If any of this fails coinciding with a ‘no start’ - the problem is in the affected area, ign and/or injection. If the ‘no start’ is independent of either; you may have an iffy ign amp (ign amp testing is not 100% certain) - or the fault is elsewhere…
iritic? Or eratic ? Sorry, I do that as well, a lot!
But, that would be my focus. Ignition!!! And, add in the odd instrument behavior. to me, from a past adventure, the ignition switch itself. The white wire fro that switch does a lot if things, powering instruments and the ignition coil. A NOS switch via David Boger fixed a lot of stuff in my car.
Rough and ready process. Jump 12v from battery to coil +. Crank it up. I have an idea it will run nicely.
The minor timing deviation is not an issue as to running.
Indeed, the GM amplifier is like all electronic stuff heat sensitive. But, others have pointe out, it is not on the head, but on the water rail, a lot different

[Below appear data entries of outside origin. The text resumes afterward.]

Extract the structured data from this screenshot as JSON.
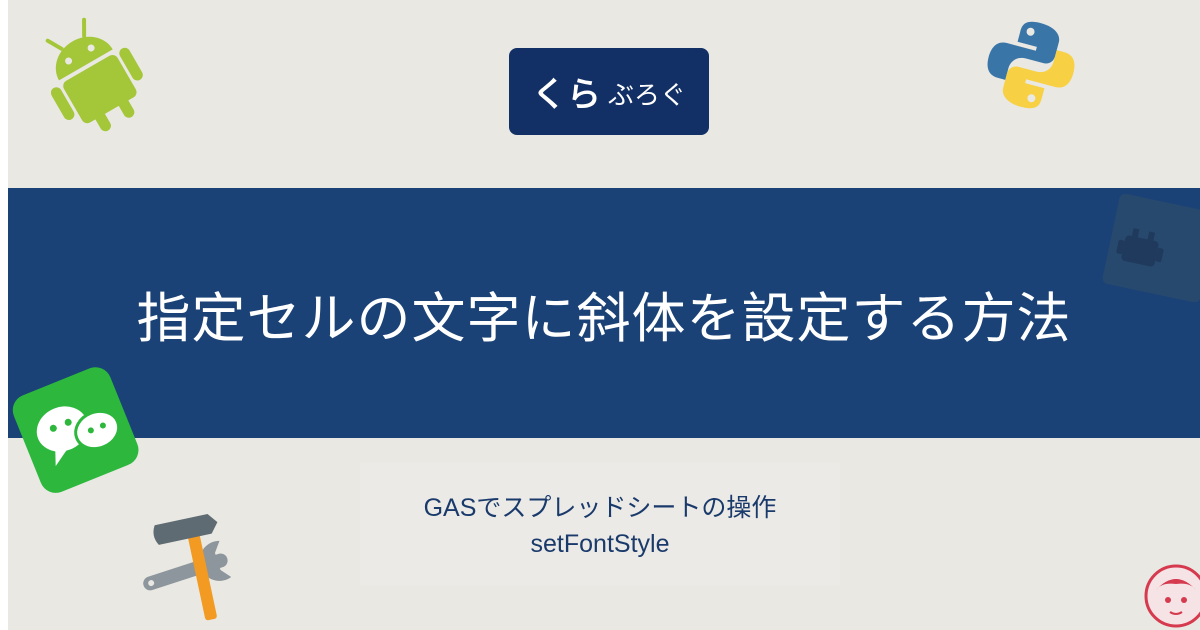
{
  "logo": {
    "part1": "くら",
    "part2": "ぶろぐ"
  },
  "banner": {
    "title": "指定セルの文字に斜体を設定する方法"
  },
  "subtitle": {
    "line1": "GASでスプレッドシートの操作",
    "line2": "setFontStyle"
  },
  "colors": {
    "background": "#e9e8e2",
    "banner": "#1a4276",
    "logo_bg": "#133066",
    "subtitle_text": "#1a3a6b"
  },
  "icons": [
    "android-icon",
    "python-icon",
    "chat-icon",
    "tools-icon",
    "robot-icon",
    "avatar-icon"
  ]
}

On my a lot different engine, but similar ignition module, it is mounted on the cast iron head. But, with a heat sink and heat transfer enabling goop.
Another status update
Yesterday the Series III XJ6 fired up, I let it idle for a spell, then backed down the driveway and headed for the top of the hill. got to the top, All is good, then around the horse shoe. As I got about half way around the horse shoe heading for the hill to my house, The engine started cutting out, like it was out of spark or gas.
I’ve got spark - timing light assisted
I’ve got 36 psi of fuel pressure at the rail
I didn’t check the injector with NOIDs today but they were working… I’ll check that tomorrow.
Cap and rotor cleaned up and were fine, clean up the spark plugs; which had all of the indications of running rich.
So if the engine quits when it gets up to temp, then that could be either a coil, or an amplifier right? and the amplifier provides the signal to the ECU to fire off the appropriate injector - right?
Vital reaction, Mark - engine misfiring; instantly change to the other tank and ogle at the tacho. If the engine then recovers; it is not getting gas from that tank - which can have various causes. If the tacho drops to zero while the engine is still turning - you have lost ignition…
These are standard ‘on road’ reaction - providing a quick-test of two vital areas; fuel and ignition…
However if no clue appeared; the coil, and especially the ign amp might indeed be heat ‘tender’. I strongly advice using a spare spark plug, triple gapped, to test ignition is the best simulation of what happens to the spark inside the cylinder…
In principle; ignition requires a fully functioning ign amp - an iffy amp may still provide injector operation while there is no ignition.
But it is very important that the ign and injection testing are performed quickly, while the fault is presumably still present. Neither tests will interfere with starting - so if the engine actually starts during testing the tests should show ‘normal’…
You mentioned the gauge doesn’t work but after ten minutes idling (in gear can help) is must be warm enough to duplicate the short drive, heat wise…
But if it doesn’t run anyway that’s not having a point either, so you can try if you can make the injectors click by repeatedly connecting the aforementioned bullet connecor from the coil to ecu. If they click it should start, right? And if no start but clicking that might not be the issue, at least not in that particular moment… it’ll sort out.